**TASK GOAL**. Some lines of these records may hold the word "Sources"; state how many, using only the number.

Web page and app entries:
# # # #

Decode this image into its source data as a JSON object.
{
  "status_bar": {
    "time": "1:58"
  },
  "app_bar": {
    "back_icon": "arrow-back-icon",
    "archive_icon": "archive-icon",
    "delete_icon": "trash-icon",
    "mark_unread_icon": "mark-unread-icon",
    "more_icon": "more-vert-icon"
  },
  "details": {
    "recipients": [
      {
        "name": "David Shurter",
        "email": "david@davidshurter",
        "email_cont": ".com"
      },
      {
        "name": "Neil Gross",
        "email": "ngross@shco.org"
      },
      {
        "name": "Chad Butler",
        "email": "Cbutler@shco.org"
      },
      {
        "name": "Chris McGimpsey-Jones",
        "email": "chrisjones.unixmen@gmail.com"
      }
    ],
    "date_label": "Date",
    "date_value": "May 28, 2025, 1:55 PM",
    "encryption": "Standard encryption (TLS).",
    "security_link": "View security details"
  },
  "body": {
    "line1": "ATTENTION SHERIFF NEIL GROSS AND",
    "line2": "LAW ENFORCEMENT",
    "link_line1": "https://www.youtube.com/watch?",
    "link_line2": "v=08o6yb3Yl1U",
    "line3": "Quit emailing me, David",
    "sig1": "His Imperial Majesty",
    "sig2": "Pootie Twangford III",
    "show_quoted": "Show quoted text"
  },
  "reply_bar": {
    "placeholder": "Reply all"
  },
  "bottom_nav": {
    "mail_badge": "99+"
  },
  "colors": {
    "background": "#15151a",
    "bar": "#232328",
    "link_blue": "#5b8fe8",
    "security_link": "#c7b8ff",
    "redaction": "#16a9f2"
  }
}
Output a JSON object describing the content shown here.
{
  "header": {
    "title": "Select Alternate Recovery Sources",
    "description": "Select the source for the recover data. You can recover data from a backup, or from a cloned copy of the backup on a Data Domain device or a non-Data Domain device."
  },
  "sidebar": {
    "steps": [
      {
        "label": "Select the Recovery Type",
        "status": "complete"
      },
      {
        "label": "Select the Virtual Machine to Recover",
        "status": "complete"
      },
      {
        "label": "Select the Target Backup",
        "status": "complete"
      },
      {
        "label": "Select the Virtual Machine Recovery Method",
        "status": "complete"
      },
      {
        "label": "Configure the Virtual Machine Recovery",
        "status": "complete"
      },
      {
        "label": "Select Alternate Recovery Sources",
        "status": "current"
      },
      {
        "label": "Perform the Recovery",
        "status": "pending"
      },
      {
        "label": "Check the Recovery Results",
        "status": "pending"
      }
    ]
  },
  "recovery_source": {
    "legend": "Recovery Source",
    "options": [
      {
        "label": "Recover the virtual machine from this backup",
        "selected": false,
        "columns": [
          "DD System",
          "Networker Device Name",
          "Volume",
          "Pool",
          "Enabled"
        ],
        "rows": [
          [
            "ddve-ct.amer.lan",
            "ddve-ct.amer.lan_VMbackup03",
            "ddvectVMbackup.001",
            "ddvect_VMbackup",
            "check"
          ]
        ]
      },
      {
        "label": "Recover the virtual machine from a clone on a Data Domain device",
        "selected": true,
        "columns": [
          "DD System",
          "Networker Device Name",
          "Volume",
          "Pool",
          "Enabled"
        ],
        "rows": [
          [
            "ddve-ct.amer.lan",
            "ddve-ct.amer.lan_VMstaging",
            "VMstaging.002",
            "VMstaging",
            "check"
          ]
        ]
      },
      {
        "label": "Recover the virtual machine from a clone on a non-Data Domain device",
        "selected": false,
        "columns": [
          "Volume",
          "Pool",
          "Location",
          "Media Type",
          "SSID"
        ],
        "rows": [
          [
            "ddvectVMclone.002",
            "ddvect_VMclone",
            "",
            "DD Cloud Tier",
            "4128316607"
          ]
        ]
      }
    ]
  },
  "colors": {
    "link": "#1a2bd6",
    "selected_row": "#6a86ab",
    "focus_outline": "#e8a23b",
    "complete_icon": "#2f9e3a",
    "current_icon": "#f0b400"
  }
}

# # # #

**ANSWER BELOW**. 2